What is being asked
Going line by line through the records below, count those containing the word "BEST", then give only the count.

Given information

'''

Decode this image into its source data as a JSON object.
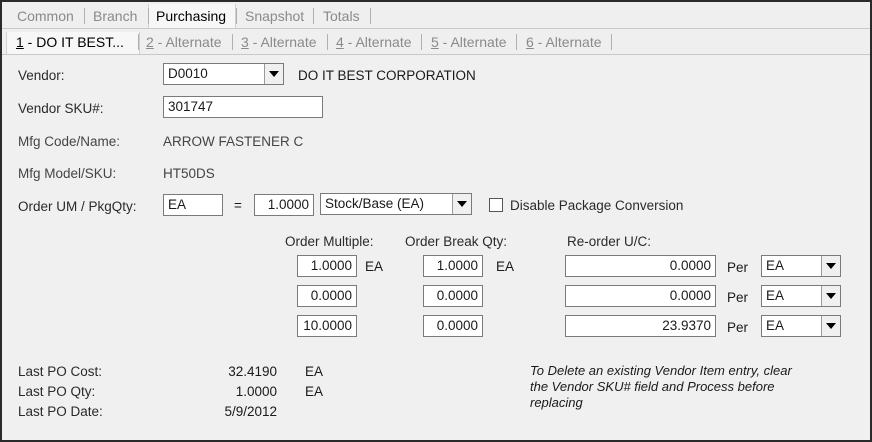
{
  "main_tabs": [
    {
      "label": "Common"
    },
    {
      "label": "Branch"
    },
    {
      "label": "Purchasing"
    },
    {
      "label": "Snapshot"
    },
    {
      "label": "Totals"
    }
  ],
  "sub_tabs": [
    {
      "key": "1",
      "label": " - DO IT BEST..."
    },
    {
      "key": "2",
      "label": " - Alternate"
    },
    {
      "key": "3",
      "label": " - Alternate"
    },
    {
      "key": "4",
      "label": " - Alternate"
    },
    {
      "key": "5",
      "label": " - Alternate"
    },
    {
      "key": "6",
      "label": " - Alternate"
    }
  ],
  "vendor": {
    "label": "Vendor:",
    "code": "D0010",
    "name": "DO IT BEST CORPORATION"
  },
  "vendor_sku": {
    "label": "Vendor SKU#:",
    "value": "301747"
  },
  "mfg_code": {
    "label": "Mfg Code/Name:",
    "value": "ARROW FASTENER C"
  },
  "mfg_model": {
    "label": "Mfg Model/SKU:",
    "value": "HT50DS"
  },
  "order_um": {
    "label": "Order UM / PkgQty:",
    "um": "EA",
    "equals": "=",
    "qty": "1.0000",
    "stock_base": "Stock/Base (EA)"
  },
  "disable_pkg": {
    "label": "Disable Package Conversion",
    "checked": false
  },
  "grid": {
    "order_multiple_header": "Order Multiple:",
    "order_break_header": "Order Break Qty:",
    "reorder_header": "Re-order U/C:",
    "per_label": "Per",
    "rows": [
      {
        "multiple": "1.0000",
        "multiple_um": "EA",
        "break_qty": "1.0000",
        "break_um": "EA",
        "reorder": "0.0000",
        "per_um": "EA"
      },
      {
        "multiple": "0.0000",
        "multiple_um": "",
        "break_qty": "0.0000",
        "break_um": "",
        "reorder": "0.0000",
        "per_um": "EA"
      },
      {
        "multiple": "10.0000",
        "multiple_um": "",
        "break_qty": "0.0000",
        "break_um": "",
        "reorder": "23.9370",
        "per_um": "EA"
      }
    ]
  },
  "last_po": {
    "cost_label": "Last PO Cost:",
    "cost": "32.4190",
    "cost_um": "EA",
    "qty_label": "Last PO  Qty:",
    "qty": "1.0000",
    "qty_um": "EA",
    "date_label": "Last PO Date:",
    "date": "5/9/2012"
  },
  "note": {
    "line1": "To Delete an existing Vendor Item entry, clear",
    "line2": "the Vendor SKU# field and Process before",
    "line3": "replacing"
  }
}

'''

Exercise result
2